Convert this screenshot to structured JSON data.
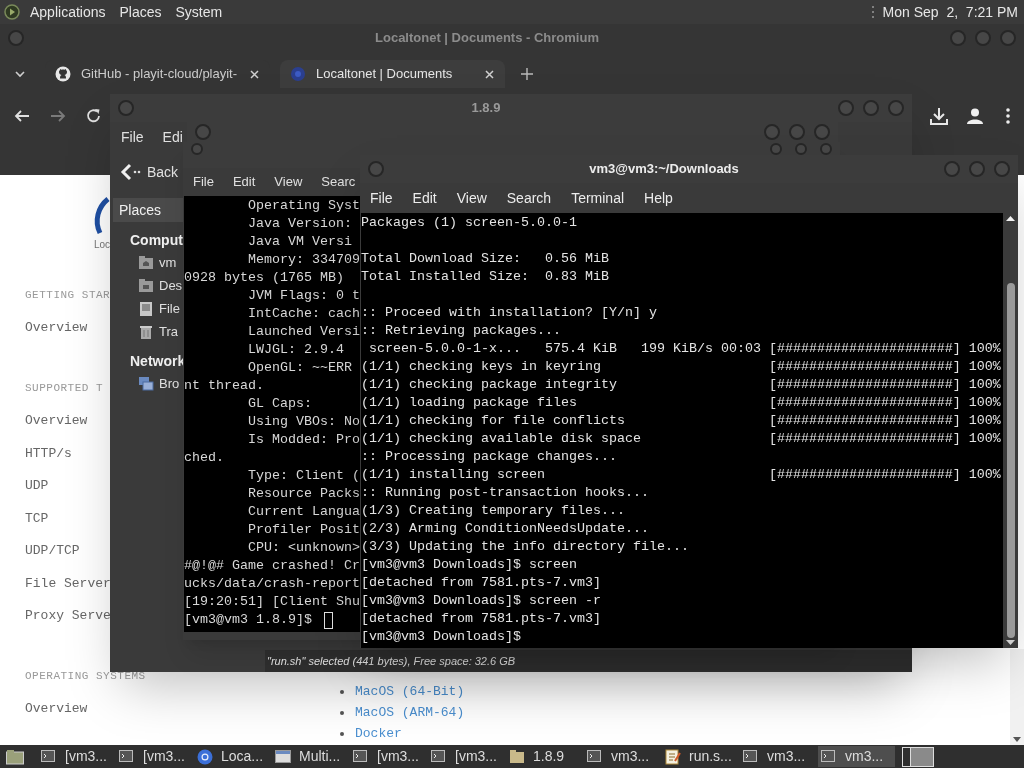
{
  "top_panel": {
    "menus": [
      "Applications",
      "Places",
      "System"
    ],
    "clock": "Mon Sep  2,  7:21 PM"
  },
  "browser": {
    "title": "Localtonet | Documents - Chromium",
    "tabs": [
      {
        "label": "GitHub - playit-cloud/playit-",
        "kind": "github",
        "selected": false
      },
      {
        "label": "Localtonet | Documents",
        "kind": "site",
        "selected": true
      }
    ],
    "forward_disabled": true,
    "page": {
      "logo_text": "Loc",
      "nav": [
        {
          "kind": "heading",
          "text": "GETTING STAR"
        },
        {
          "kind": "link",
          "text": "Overview"
        },
        {
          "kind": "heading",
          "text": "SUPPORTED T"
        },
        {
          "kind": "link",
          "text": "Overview"
        },
        {
          "kind": "link",
          "text": "HTTP/s"
        },
        {
          "kind": "link",
          "text": "UDP"
        },
        {
          "kind": "link",
          "text": "TCP"
        },
        {
          "kind": "link",
          "text": "UDP/TCP"
        },
        {
          "kind": "link",
          "text": "File Server"
        },
        {
          "kind": "link",
          "text": "Proxy Serve"
        },
        {
          "kind": "heading",
          "text": "OPERATING SYSTEMS"
        },
        {
          "kind": "link",
          "text": "Overview"
        }
      ],
      "list": [
        "MacOS (64-Bit)",
        "MacOS (ARM-64)",
        "Docker"
      ]
    }
  },
  "file_manager": {
    "title": "1.8.9",
    "menus": [
      "File",
      "Edi"
    ],
    "back": "Back",
    "places_header": "Places",
    "sidebar": [
      {
        "kind": "heading",
        "text": "Comput"
      },
      {
        "kind": "home",
        "text": "vm"
      },
      {
        "kind": "desktop",
        "text": "Des"
      },
      {
        "kind": "drive",
        "text": "File"
      },
      {
        "kind": "trash",
        "text": "Tra"
      },
      {
        "kind": "heading",
        "text": "Network"
      },
      {
        "kind": "network",
        "text": "Bro"
      }
    ],
    "status": "\"run.sh\" selected (441 bytes), Free space: 32.6 GB"
  },
  "terminal_back": {
    "menus": [
      "File",
      "Edit",
      "View",
      "Searc"
    ],
    "lines": [
      {
        "text": "Operating Syst",
        "indented": true
      },
      {
        "text": "Java Version:",
        "indented": true
      },
      {
        "text": "Java VM Versi",
        "indented": true
      },
      {
        "text": "Memory: 334709",
        "indented": true
      },
      {
        "text": "0928 bytes (1765 MB)",
        "indented": false
      },
      {
        "text": "JVM Flags: 0 t",
        "indented": true
      },
      {
        "text": "IntCache: cach",
        "indented": true
      },
      {
        "text": "Launched Versi",
        "indented": true
      },
      {
        "text": "LWJGL: 2.9.4",
        "indented": true
      },
      {
        "text": "OpenGL: ~~ERR",
        "indented": true
      },
      {
        "text": "nt thread.",
        "indented": false
      },
      {
        "text": "GL Caps:",
        "indented": true
      },
      {
        "text": "Using VBOs: No",
        "indented": true
      },
      {
        "text": "Is Modded: Pro",
        "indented": true
      },
      {
        "text": "ched.",
        "indented": false
      },
      {
        "text": "Type: Client (",
        "indented": true
      },
      {
        "text": "Resource Packs",
        "indented": true
      },
      {
        "text": "Current Langua",
        "indented": true
      },
      {
        "text": "Profiler Posit",
        "indented": true
      },
      {
        "text": "CPU: <unknown>",
        "indented": true
      },
      {
        "text": "#@!@# Game crashed! Cr",
        "indented": false
      },
      {
        "text": "ucks/data/crash-report",
        "indented": false
      },
      {
        "text": "[19:20:51] [Client Shu",
        "indented": false
      },
      {
        "text": "[vm3@vm3 1.8.9]$",
        "indented": false,
        "cursor": true
      }
    ]
  },
  "terminal_front": {
    "title": "vm3@vm3:~/Downloads",
    "menus": [
      "File",
      "Edit",
      "View",
      "Search",
      "Terminal",
      "Help"
    ],
    "paragraphs": [
      [
        "Packages (1) screen-5.0.0-1"
      ],
      [
        "Total Download Size:   0.56 MiB",
        "Total Installed Size:  0.83 MiB"
      ],
      [
        ":: Proceed with installation? [Y/n] y",
        ":: Retrieving packages...",
        " screen-5.0.0-1-x...   575.4 KiB   199 KiB/s 00:03 [######################] 100%",
        "(1/1) checking keys in keyring                     [######################] 100%",
        "(1/1) checking package integrity                   [######################] 100%",
        "(1/1) loading package files                        [######################] 100%",
        "(1/1) checking for file conflicts                  [######################] 100%",
        "(1/1) checking available disk space                [######################] 100%",
        ":: Processing package changes...",
        "(1/1) installing screen                            [######################] 100%",
        ":: Running post-transaction hooks...",
        "(1/3) Creating temporary files...",
        "(2/3) Arming ConditionNeedsUpdate...",
        "(3/3) Updating the info directory file...",
        "[vm3@vm3 Downloads]$ screen",
        "[detached from 7581.pts-7.vm3]",
        "[vm3@vm3 Downloads]$ screen -r",
        "[detached from 7581.pts-7.vm3]",
        "[vm3@vm3 Downloads]$"
      ]
    ]
  },
  "taskbar": {
    "items": [
      {
        "kind": "desktop"
      },
      {
        "kind": "terminal",
        "label": "[vm3...",
        "selected": false
      },
      {
        "kind": "terminal",
        "label": "[vm3...",
        "selected": false
      },
      {
        "kind": "browser",
        "label": "Loca...",
        "selected": false
      },
      {
        "kind": "window",
        "label": "Multi...",
        "selected": false
      },
      {
        "kind": "terminal",
        "label": "[vm3...",
        "selected": false
      },
      {
        "kind": "terminal",
        "label": "[vm3...",
        "selected": false
      },
      {
        "kind": "folder",
        "label": "1.8.9",
        "selected": false
      },
      {
        "kind": "terminal",
        "label": "vm3...",
        "selected": false
      },
      {
        "kind": "editor",
        "label": "run.s...",
        "selected": false
      },
      {
        "kind": "terminal",
        "label": "vm3...",
        "selected": false
      },
      {
        "kind": "terminal",
        "label": "vm3...",
        "selected": true
      },
      {
        "kind": "workspaces"
      }
    ]
  }
}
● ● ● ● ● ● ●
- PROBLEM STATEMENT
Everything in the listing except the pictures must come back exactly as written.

- ANSWER SPACE
Convert this screenshot to structured JSON data.
{
  "top_panel": {
    "menus": [
      "Applications",
      "Places",
      "System"
    ],
    "clock": "Mon Sep  2,  7:21 PM"
  },
  "browser": {
    "title": "Localtonet | Documents - Chromium",
    "tabs": [
      {
        "label": "GitHub - playit-cloud/playit-",
        "kind": "github",
        "selected": false
      },
      {
        "label": "Localtonet | Documents",
        "kind": "site",
        "selected": true
      }
    ],
    "forward_disabled": true,
    "page": {
      "logo_text": "Loc",
      "nav": [
        {
          "kind": "heading",
          "text": "GETTING STAR"
        },
        {
          "kind": "link",
          "text": "Overview"
        },
        {
          "kind": "heading",
          "text": "SUPPORTED T"
        },
        {
          "kind": "link",
          "text": "Overview"
        },
        {
          "kind": "link",
          "text": "HTTP/s"
        },
        {
          "kind": "link",
          "text": "UDP"
        },
        {
          "kind": "link",
          "text": "TCP"
        },
        {
          "kind": "link",
          "text": "UDP/TCP"
        },
        {
          "kind": "link",
          "text": "File Server"
        },
        {
          "kind": "link",
          "text": "Proxy Serve"
        },
        {
          "kind": "heading",
          "text": "OPERATING SYSTEMS"
        },
        {
          "kind": "link",
          "text": "Overview"
        }
      ],
      "list": [
        "MacOS (64-Bit)",
        "MacOS (ARM-64)",
        "Docker"
      ]
    }
  },
  "file_manager": {
    "title": "1.8.9",
    "menus": [
      "File",
      "Edi"
    ],
    "back": "Back",
    "places_header": "Places",
    "sidebar": [
      {
        "kind": "heading",
        "text": "Comput"
      },
      {
        "kind": "home",
        "text": "vm"
      },
      {
        "kind": "desktop",
        "text": "Des"
      },
      {
        "kind": "drive",
        "text": "File"
      },
      {
        "kind": "trash",
        "text": "Tra"
      },
      {
        "kind": "heading",
        "text": "Network"
      },
      {
        "kind": "network",
        "text": "Bro"
      }
    ],
    "status": "\"run.sh\" selected (441 bytes), Free space: 32.6 GB"
  },
  "terminal_back": {
    "menus": [
      "File",
      "Edit",
      "View",
      "Searc"
    ],
    "lines": [
      {
        "text": "Operating Syst",
        "indented": true
      },
      {
        "text": "Java Version:",
        "indented": true
      },
      {
        "text": "Java VM Versi",
        "indented": true
      },
      {
        "text": "Memory: 334709",
        "indented": true
      },
      {
        "text": "0928 bytes (1765 MB)",
        "indented": false
      },
      {
        "text": "JVM Flags: 0 t",
        "indented": true
      },
      {
        "text": "IntCache: cach",
        "indented": true
      },
      {
        "text": "Launched Versi",
        "indented": true
      },
      {
        "text": "LWJGL: 2.9.4",
        "indented": true
      },
      {
        "text": "OpenGL: ~~ERR",
        "indented": true
      },
      {
        "text": "nt thread.",
        "indented": false
      },
      {
        "text": "GL Caps:",
        "indented": true
      },
      {
        "text": "Using VBOs: No",
        "indented": true
      },
      {
        "text": "Is Modded: Pro",
        "indented": true
      },
      {
        "text": "ched.",
        "indented": false
      },
      {
        "text": "Type: Client (",
        "indented": true
      },
      {
        "text": "Resource Packs",
        "indented": true
      },
      {
        "text": "Current Langua",
        "indented": true
      },
      {
        "text": "Profiler Posit",
        "indented": true
      },
      {
        "text": "CPU: <unknown>",
        "indented": true
      },
      {
        "text": "#@!@# Game crashed! Cr",
        "indented": false
      },
      {
        "text": "ucks/data/crash-report",
        "indented": false
      },
      {
        "text": "[19:20:51] [Client Shu",
        "indented": false
      },
      {
        "text": "[vm3@vm3 1.8.9]$",
        "indented": false,
        "cursor": true
      }
    ]
  },
  "terminal_front": {
    "title": "vm3@vm3:~/Downloads",
    "menus": [
      "File",
      "Edit",
      "View",
      "Search",
      "Terminal",
      "Help"
    ],
    "paragraphs": [
      [
        "Packages (1) screen-5.0.0-1"
      ],
      [
        "Total Download Size:   0.56 MiB",
        "Total Installed Size:  0.83 MiB"
      ],
      [
        ":: Proceed with installation? [Y/n] y",
        ":: Retrieving packages...",
        " screen-5.0.0-1-x...   575.4 KiB   199 KiB/s 00:03 [######################] 100%",
        "(1/1) checking keys in keyring                     [######################] 100%",
        "(1/1) checking package integrity                   [######################] 100%",
        "(1/1) loading package files                        [######################] 100%",
        "(1/1) checking for file conflicts                  [######################] 100%",
        "(1/1) checking available disk space                [######################] 100%",
        ":: Processing package changes...",
        "(1/1) installing screen                            [######################] 100%",
        ":: Running post-transaction hooks...",
        "(1/3) Creating temporary files...",
        "(2/3) Arming ConditionNeedsUpdate...",
        "(3/3) Updating the info directory file...",
        "[vm3@vm3 Downloads]$ screen",
        "[detached from 7581.pts-7.vm3]",
        "[vm3@vm3 Downloads]$ screen -r",
        "[detached from 7581.pts-7.vm3]",
        "[vm3@vm3 Downloads]$"
      ]
    ]
  },
  "taskbar": {
    "items": [
      {
        "kind": "desktop"
      },
      {
        "kind": "terminal",
        "label": "[vm3...",
        "selected": false
      },
      {
        "kind": "terminal",
        "label": "[vm3...",
        "selected": false
      },
      {
        "kind": "browser",
        "label": "Loca...",
        "selected": false
      },
      {
        "kind": "window",
        "label": "Multi...",
        "selected": false
      },
      {
        "kind": "terminal",
        "label": "[vm3...",
        "selected": false
      },
      {
        "kind": "terminal",
        "label": "[vm3...",
        "selected": false
      },
      {
        "kind": "folder",
        "label": "1.8.9",
        "selected": false
      },
      {
        "kind": "terminal",
        "label": "vm3...",
        "selected": false
      },
      {
        "kind": "editor",
        "label": "run.s...",
        "selected": false
      },
      {
        "kind": "terminal",
        "label": "vm3...",
        "selected": false
      },
      {
        "kind": "terminal",
        "label": "vm3...",
        "selected": true
      },
      {
        "kind": "workspaces"
      }
    ]
  }
}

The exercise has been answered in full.